America was founded with the clear vision that self-responsibility, independence, self-reliance were all strong positive vales and personal traits of a person with character. They're as American as apple pie. But as I have pointed out, they are being eroded. It will now require a national commitment to rescuing these endangered values. We need to take our case to the American people and seek legislation to require health insurers to include the right to self-responsibility based approaches to health and illness.
At first, I was going to propose that we need to drum up legislative support for NIH to spend 100 times more money (about a billion a year or three percent of the budget) on developing responsibility-based health approaches.

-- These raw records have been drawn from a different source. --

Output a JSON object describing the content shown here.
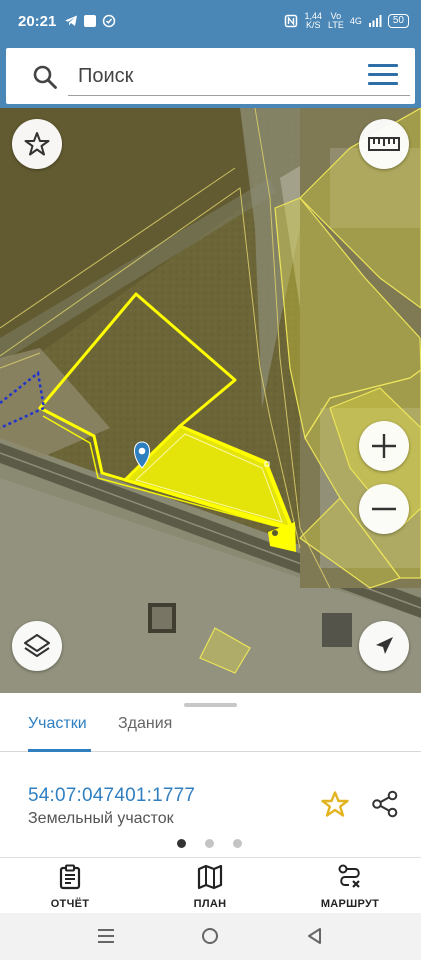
{
  "status_bar": {
    "time": "20:21",
    "net_speed_top": "1,44",
    "net_speed_bottom": "K/S",
    "volte_top": "Vo",
    "volte_bottom": "LTE",
    "network": "4G",
    "battery": "50"
  },
  "search": {
    "placeholder": "Поиск"
  },
  "map": {
    "parcel_highlight_color": "#ffff00",
    "marker_color": "#2e7fc0"
  },
  "sheet": {
    "tabs": [
      {
        "label": "Участки",
        "active": true
      },
      {
        "label": "Здания",
        "active": false
      }
    ],
    "cadastral_number": "54:07:047401:1777",
    "object_type": "Земельный участок",
    "page_count": 3,
    "current_page": 1
  },
  "actions": [
    {
      "label": "ОТЧЁТ",
      "icon": "report-icon"
    },
    {
      "label": "ПЛАН",
      "icon": "map-plan-icon"
    },
    {
      "label": "МАРШРУТ",
      "icon": "route-icon"
    }
  ],
  "colors": {
    "accent": "#2f7fc1",
    "header": "#4a86b6",
    "favorite": "#e3b422"
  }
}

But after further thought, I believe we should be asking for an equal budget for responsibility and optimal fucntioning (the logical consequence for taking responsibility for achieving your potential) oriented science, research,, technology and service development. investing in the character of the American people, in bringing out our people's best will produce a return on investment in many ways-- new jobs, better performance at work, lessened crime, better school work, new industries. We can even develop a counterpart to the technology incubators for character, responsibility, compassion and optimal functioning service start-ups.
A few years ago, I commissioned a Zogby poll which asked questions about self responsibility in health care. The bi-partisan response supporting it was strong-- even stronger among conservatives than liberals-- an interesting lesson for the conservatives now opposing the reform of the health care system.

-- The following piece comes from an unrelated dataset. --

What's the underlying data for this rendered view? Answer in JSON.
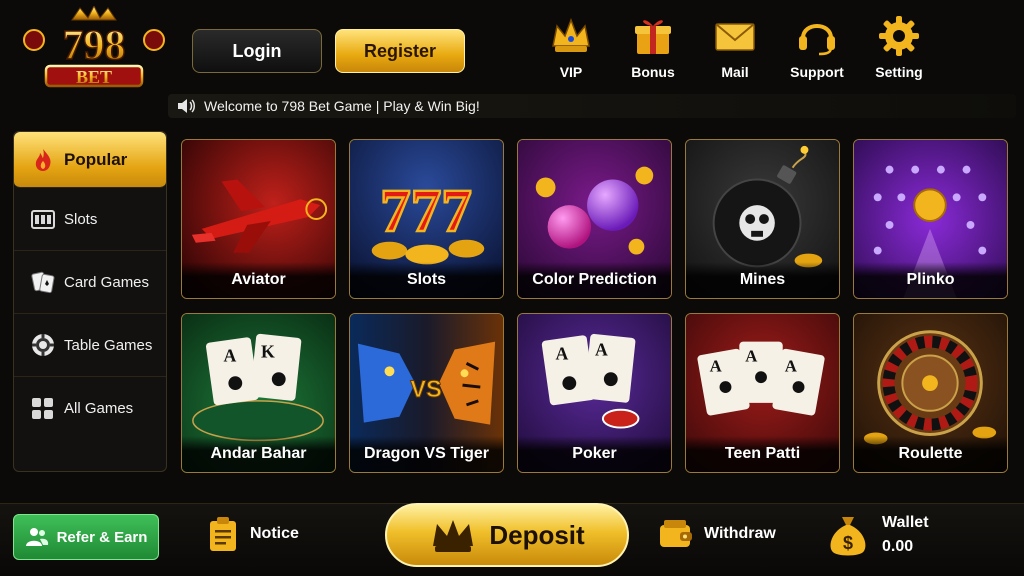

I believe that this kind of agenda could reverberate in the heartstrings of Americans from all walks of life at a bipartisan level of support. Framing the threat of the erosion of basic American values with the promise of answers to chronic illness, we offer something powerful, with a real chance of getting legislative and financial support. We need to, deserve to and should be proud of our work. We are doing the right thing and as Julie Gold, the writer of the song, FROM A DISTANCE, played on the air more than four million times, who still struggles to get her work accepted said,
"Realize you have the potential and power to touch and affect millions of people. Remember above all, if you believe you are right, then you are and your critics are wrong."
Now, if you find yourself nodding your head in agreement, here are a few steps you can take. First, make a clear decision and commitment within yourself, that you are a part of this movement, that you are proud of the vision you hold and the path you are on. You don't need to apologize to anyone. You can decide to take action. What action can you take?
-You can educate the professionals around you. Don't worry about the anals who religiously demand double
blind studies, the negatives, the fundamentalists. Expect that 25%-30% of the people on this planet are afraid of change or have vested interests in keeping things the way they are. The rest of the people either don't care or will be happy to hear your message. And since, as we know from the 80-20 rule, only about five to twenty percent of the population really makes anything happen, you just need to connect with those people.
-Allow yourself to make a good living but also do service-- pro-bono work with people who can't afford the fees you must charge because insurance doesn't reimburse. The good you do will come back to you manyfold.
-Get involved with advocacy plans-- legislative, PR, insurance with your professional organizations.
-get involved in building a model, a vision, a plan for a new approach.
- Get your clients to become aware of the issues. Teach them to think about health responsibility and to see
what insurance and managed care is doing. They are the choir. They are ready to hear it. This is how we
get a grassroots support network going.
-contact your legislators. Call their offices and tell them you want health, not illness care and that you want a system that expects patients to take responsibility for their health.